European leaf-toed gecko

Phyllodactylus europaeus 

Pyllodactyle d'Europe 

(gecko à doigt en forme de feuille)

This is the smallest of the geckos to be found in Europe and can grow to a maximum of 8cm but 6cm is usual. Body and tail are of equal length.  

They are a plump squat lizard with a flattened body and smooth skin, which can change colour - clear at night, dark during the day. Their back is covered with small smooth scales of blackish to brownish colour. They lack tubercles, a fact which distinguishes the species from other European geckos. Their head is diamond-shaped, wide and somewhat flattened, and their large globular eyes have vertically slit pupils. Their limbs are short in relation to the length of the body. Their blunt toes are provided with adhesive strips and the ends have 2 large plates separated by a groove into which the claw retracts. These 'leaf-padded' feet are better able to grip substrate in the presence of dust than those of 'basally padded' geckos and their retractable claws allow them to climb when the pads are clogged with dust.

Their behaviour is both crepuscular and nocturnal and they live under the bark of trees, under stones, in dark, damp places. Their diet is composed of various crawling or flying insects whose skeletons are visible at the entrance to the cracks where they live  

Sexual maturity is reached at two or three years. Breeding takes place in the spring, from mid-March to mid-May when struggles can take place between males or between male and non-consenting females. When this happens it can sometimes cause their tails to be broken off which regrow. There are two to three “spawnings” per female, from mid-May to the end of July when eggs are placed in cracks, scree or similar locations. Each female lays up to six eggs a year, usually two eggs per location. After an incubation of about 8 weeks the eggs hatch and a young gecko emerges no more than 1cm long.

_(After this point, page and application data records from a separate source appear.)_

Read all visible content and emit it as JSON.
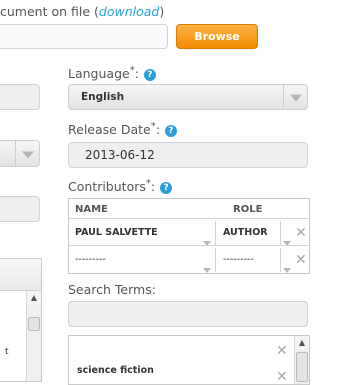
{
  "upload": {
    "text_prefix": "cument on file (",
    "download_link": "download",
    "text_suffix": ")",
    "browse_label": "Browse"
  },
  "language": {
    "label": "Language",
    "required_mark": "*",
    "colon": ":",
    "help_icon": "?",
    "value": "English"
  },
  "release_date": {
    "label": "Release Date",
    "required_mark": "*",
    "colon": ":",
    "help_icon": "?",
    "value": "2013-06-12"
  },
  "contributors": {
    "label": "Contributors",
    "required_mark": "*",
    "colon": ":",
    "help_icon": "?",
    "columns": [
      "NAME",
      "ROLE"
    ],
    "rows": [
      {
        "name": "PAUL SALVETTE",
        "role": "AUTHOR"
      },
      {
        "name": "---------",
        "role": "---------"
      }
    ]
  },
  "search_terms": {
    "label": "Search Terms:",
    "input_value": "",
    "tags": [
      "science fiction"
    ]
  },
  "left_panel": {
    "fragment_text": "t"
  },
  "colors": {
    "accent": "#2a9fd6",
    "browse": "#f5a623",
    "link": "#2a9fd6"
  }
}
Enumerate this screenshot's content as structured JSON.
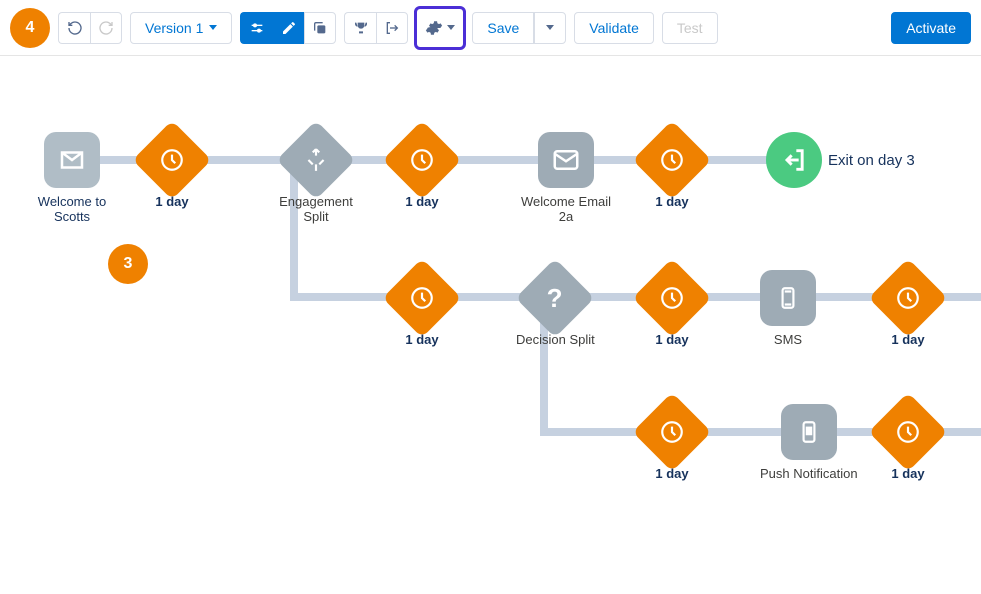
{
  "toolbar": {
    "annotation_badge": "4",
    "version_label": "Version 1",
    "save_label": "Save",
    "validate_label": "Validate",
    "test_label": "Test",
    "activate_label": "Activate"
  },
  "canvas": {
    "float_badge": "3",
    "exit_label": "Exit on day 3",
    "nodes": {
      "welcome_scotts": "Welcome to Scotts",
      "wait1": "1 day",
      "engagement_split": "Engagement Split",
      "wait2": "1 day",
      "welcome_2a": "Welcome Email 2a",
      "wait3": "1 day",
      "wait4": "1 day",
      "decision_split": "Decision Split",
      "wait5": "1 day",
      "sms": "SMS",
      "wait6": "1 day",
      "wait7": "1 day",
      "push": "Push Notification",
      "wait8": "1 day"
    }
  }
}
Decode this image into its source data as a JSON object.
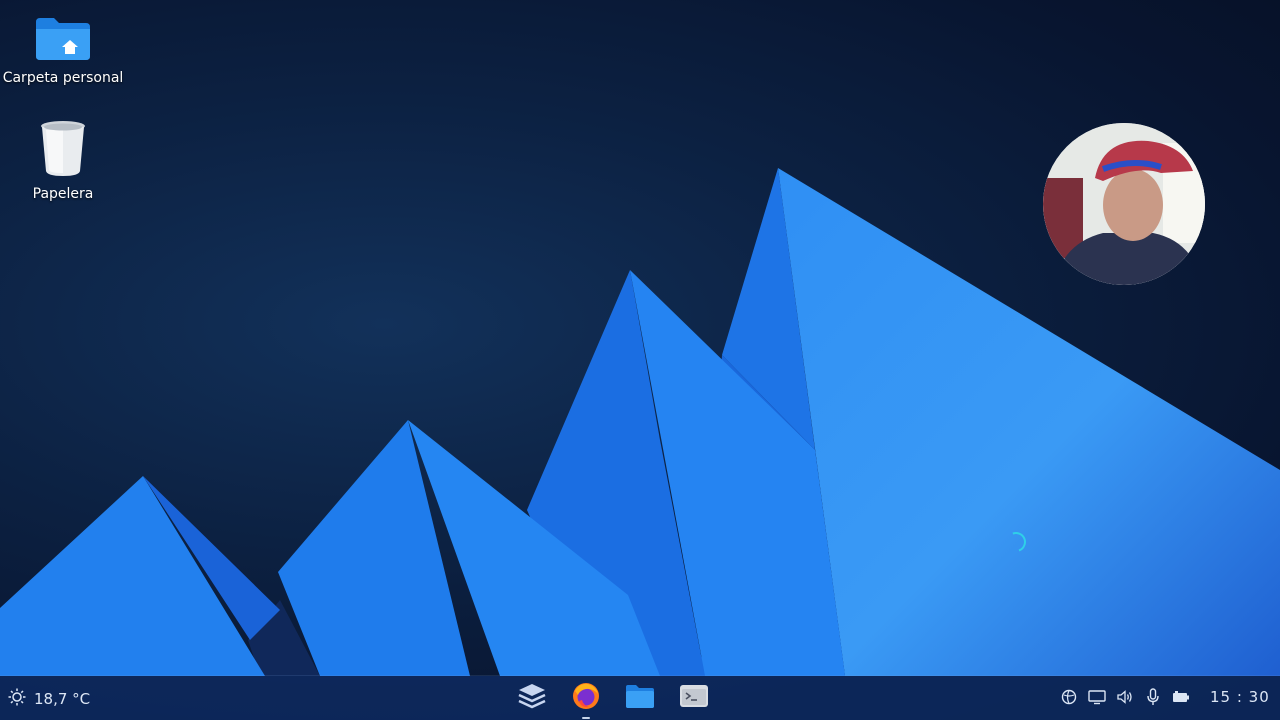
{
  "desktop": {
    "icons": [
      {
        "label": "Carpeta personal",
        "icon": "home-folder-icon"
      },
      {
        "label": "Papelera",
        "icon": "trash-icon"
      }
    ],
    "accent": "#1e8cf0"
  },
  "overlay": {
    "webcam": "presenter-webcam-bubble",
    "loading": "busy-spinner-icon"
  },
  "taskbar": {
    "weather": {
      "icon": "sun-icon",
      "temperature": "18,7 °C"
    },
    "dock": [
      {
        "name": "workspaces-icon"
      },
      {
        "name": "firefox-icon",
        "active": true
      },
      {
        "name": "file-manager-icon"
      },
      {
        "name": "terminal-icon"
      }
    ],
    "tray": [
      "network-globe-icon",
      "display-icon",
      "volume-icon",
      "microphone-icon",
      "battery-icon"
    ],
    "clock": "15 : 30"
  }
}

In France, this species is strongly present on the islands of the Gulf of Marseille, La Ciotat-Bandol (Bouches-du-Rhône and Var) the islands of Eastern Hyères: Port-Cros and islets, Levant island (Var). In Corsica, it is a common species populating all rocky coastal areas, almost all the satellite islets (nearly 70 enumerated) and many areas of the interior (including the middle mountains).